The ability to communicate across linguistic and cultural borders is a life-skill, not solely an academic pursuit. Language skills are not only valuable if fluency is achieved. I recently discovered this to my relief when my taxi to the airport in Salzburg was pulled over by the police and I was left in the middle of nowhere with a plane to catch. Language skills are life skills. Even basic language competency makes navigating the 21st century much easier. How could that be anything but an asset to the individual and to humanity?
Working with SCILT affords me the opportunity to advocate for the benefits of multilingual societies across the entire Scottish nation and beyond. Our work with learners, teachers, families and community stakeholders is driven by the belief that a muti-lingual approach is socially just, and places high value on the skills that pluri-lingual people bring with them to their learning experience. Our approach to the learning and teaching of Arabic embodies these ideals. Importantly, our learning and teaching approaches offer a positive view of modern Arab life as well as drawing on rich historical heritage, thereby promoting inclusion and valuing diversity. Our program encourages learners to embrace the Arab world: it demystifies Arabic language and cultures as experienced here in our local communities and across the world; it encourages them to make links between Arabic and other languages they know and use. In other words, it enables Scotland’s children and young people to develop linguistic and communicative skills in the world’s fifth most spoken language and encourages them to recognise the commonalities in language, culture, and identity that link us all as citizens of the world.
The languages we use are at our very core. They are our mechanism for communicating who we are to those around us. They record our past, describe our pressent, and express our aspirations for the future. The most important thing we can do for learners is to create safe spaces for them to understand and develop their own linguistic identity, and appreciate how that allows them to relate to the world around them. I am so proud that SCILT can support educators to deliver a language-rich, culturally diverse education that every 21st century learner deserves.
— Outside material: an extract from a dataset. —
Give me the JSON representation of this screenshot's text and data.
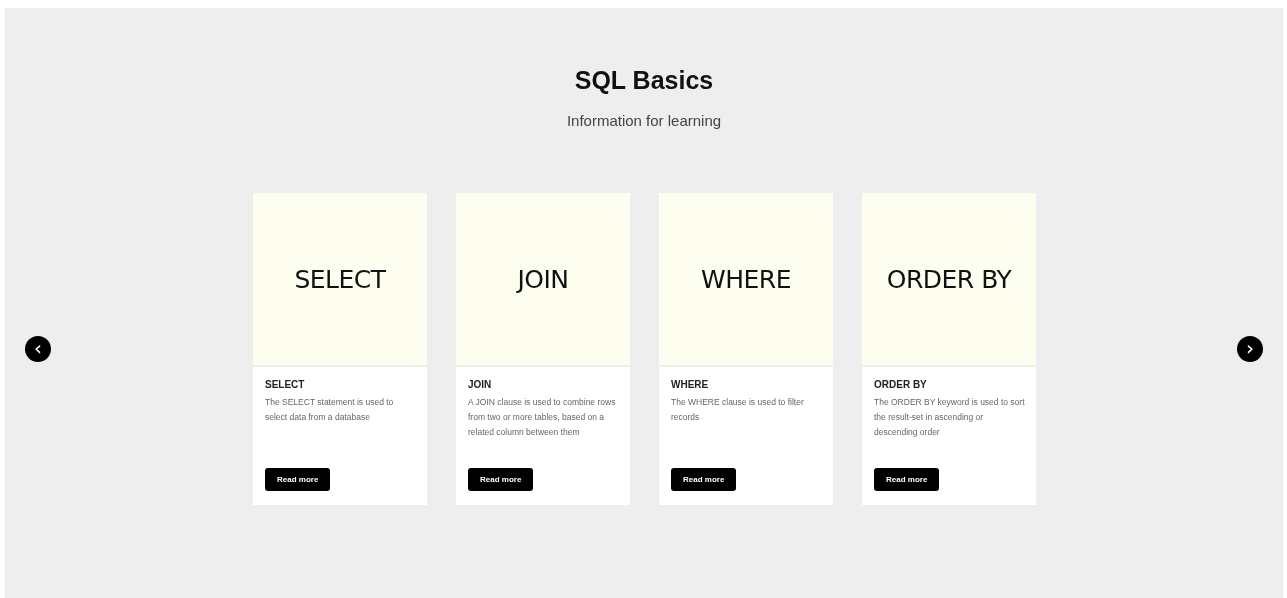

Fhiona Mackay is the director of Scotland’s National Centre for Languages (SCILT) and the Confucius Institute for Scotland’s Schools (CISS) at the University of Strathclyde where she is a Principal Teaching Fellow. Joining SCILT in 2012 from her previous role at Education Scotland, Fhiona works with a wide range of national agencies and international partners to promote and support language learning across Scotland in schools and communities.Fhiona recognises the importance of collaboration and the sharing of ideas, strategies, and research as a way of empowering members of the language community. In this way, she believes, we can ensure that languages are seen as key skills for life in a locally interdependent world and contribute to the development of a more inclusive and tolerant society.
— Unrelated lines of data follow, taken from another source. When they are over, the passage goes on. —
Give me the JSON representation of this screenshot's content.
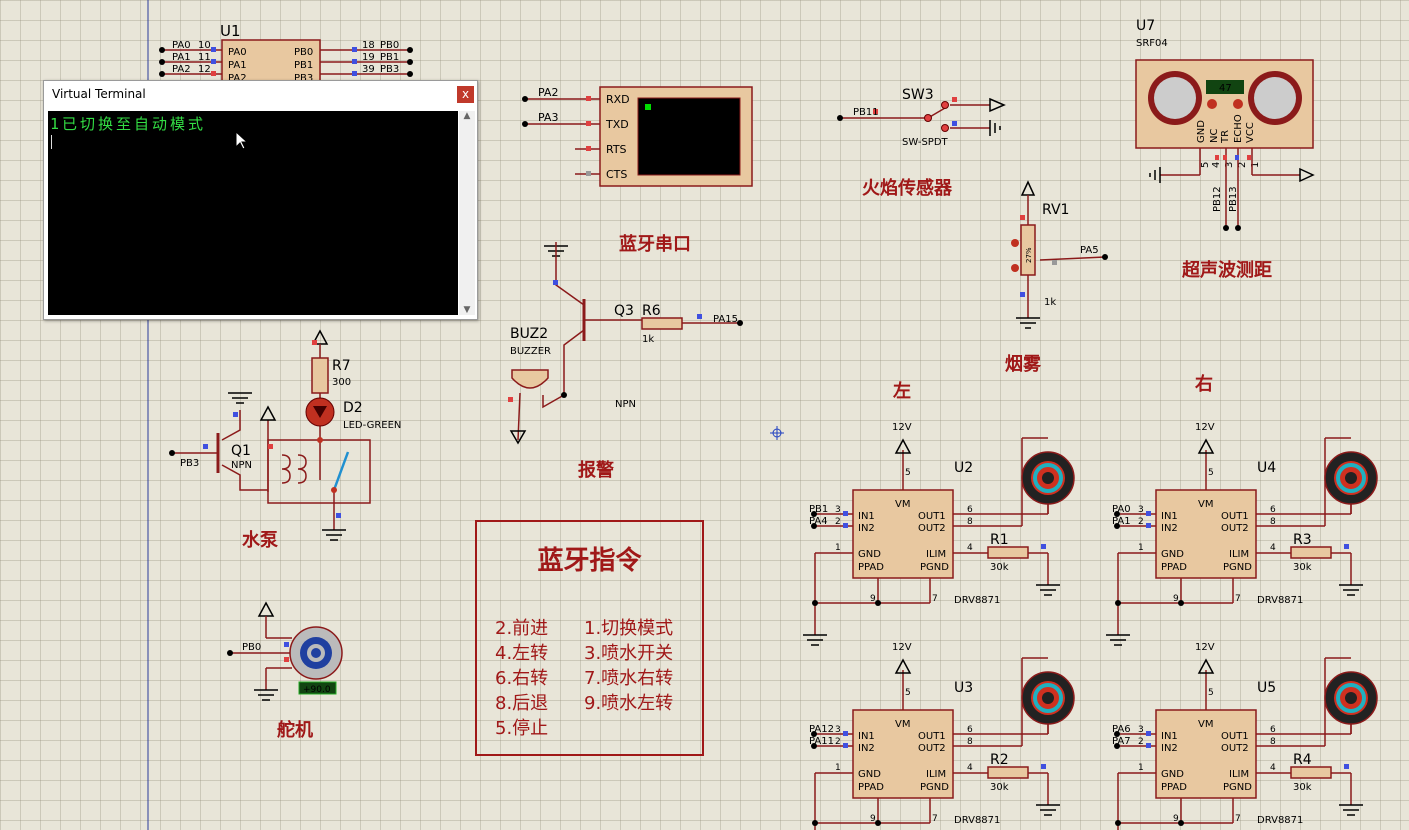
{
  "terminal": {
    "title": "Virtual Terminal",
    "close_glyph": "x",
    "output_line": "1已切换至自动模式"
  },
  "labels": {
    "bluetooth_serial": "蓝牙串口",
    "flame_sensor": "火焰传感器",
    "ultrasonic": "超声波测距",
    "smoke": "烟雾",
    "alarm": "报警",
    "pump": "水泵",
    "servo": "舵机",
    "left": "左",
    "right": "右"
  },
  "commands": {
    "title": "蓝牙指令",
    "items": [
      "2.前进",
      "1.切换模式",
      "4.左转",
      "3.喷水开关",
      "6.右转",
      "7.喷水右转",
      "8.后退",
      "9.喷水左转",
      "5.停止"
    ]
  },
  "components": {
    "u1": {
      "ref": "U1",
      "left_pins": [
        [
          "PA0",
          "10"
        ],
        [
          "PA1",
          "11"
        ],
        [
          "PA2",
          "12"
        ]
      ],
      "right_pins": [
        [
          "PB0",
          "18"
        ],
        [
          "PB1",
          "19"
        ],
        [
          "PB3",
          "39"
        ]
      ],
      "left_names": [
        "PA0",
        "PA1",
        "PA2"
      ],
      "right_names": [
        "PB0",
        "PB1",
        "PB3"
      ]
    },
    "bt": {
      "pins": [
        "RXD",
        "TXD",
        "RTS",
        "CTS"
      ],
      "nets": [
        "PA2",
        "PA3"
      ]
    },
    "sw3": {
      "ref": "SW3",
      "type": "SW-SPDT",
      "net": "PB11"
    },
    "u7": {
      "ref": "U7",
      "type": "SRF04",
      "reading": "47",
      "pins": [
        "GND",
        "NC",
        "TR",
        "ECHO",
        "VCC"
      ],
      "pin_nums": [
        "5",
        "4",
        "3",
        "2",
        "1"
      ],
      "nets": [
        "PB12",
        "PB13"
      ]
    },
    "rv1": {
      "ref": "RV1",
      "value": "1k",
      "net": "PA5",
      "pct": "27%"
    },
    "q3": {
      "ref": "Q3",
      "type": "NPN"
    },
    "r6": {
      "ref": "R6",
      "value": "1k",
      "net": "PA15"
    },
    "buz2": {
      "ref": "BUZ2",
      "type": "BUZZER"
    },
    "r7": {
      "ref": "R7",
      "value": "300"
    },
    "d2": {
      "ref": "D2",
      "type": "LED-GREEN"
    },
    "q1": {
      "ref": "Q1",
      "type": "NPN",
      "net": "PB3"
    },
    "servo": {
      "net": "PB0",
      "reading": "+90.0"
    },
    "drivers": [
      {
        "ref": "U2",
        "nets": [
          "PB1",
          "PA4"
        ],
        "res_ref": "R1",
        "res_val": "30k",
        "supply": "12V",
        "type": "DRV8871"
      },
      {
        "ref": "U4",
        "nets": [
          "PA0",
          "PA1"
        ],
        "res_ref": "R3",
        "res_val": "30k",
        "supply": "12V",
        "type": "DRV8871"
      },
      {
        "ref": "U3",
        "nets": [
          "PA12",
          "PA11"
        ],
        "res_ref": "R2",
        "res_val": "30k",
        "supply": "12V",
        "type": "DRV8871"
      },
      {
        "ref": "U5",
        "nets": [
          "PA6",
          "PA7"
        ],
        "res_ref": "R4",
        "res_val": "30k",
        "supply": "12V",
        "type": "DRV8871"
      }
    ],
    "drv_pins": {
      "in1": "IN1",
      "in2": "IN2",
      "vm": "VM",
      "out1": "OUT1",
      "out2": "OUT2",
      "gnd": "GND",
      "ppad": "PPAD",
      "ilim": "ILIM",
      "pgnd": "PGND",
      "n_in1": "3",
      "n_in2": "2",
      "n_vm": "5",
      "n_out1": "6",
      "n_out2": "8",
      "n_gnd": "1",
      "n_ilim": "4",
      "n_ppad": "9",
      "n_pgnd": "7"
    }
  },
  "colors": {
    "wire": "#8b1a1a",
    "chip_fill": "#e8c8a0",
    "label": "#a01818",
    "pin_red": "#e04040",
    "pin_blue": "#4050e0",
    "terminal_text": "#33dd44"
  }
}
Leading the SCILT/CISS, Fhiona sets the strategic direction of the organisation in full collaboration with the team. A passionate advocate for languages, , wherever they are spoken, used and learned across Scotland and beyond, she is equally avowed of the importance of high-quality professional learning and knowledge exchange for the teaching profession as key to continuously improving the learning experience of children and young people.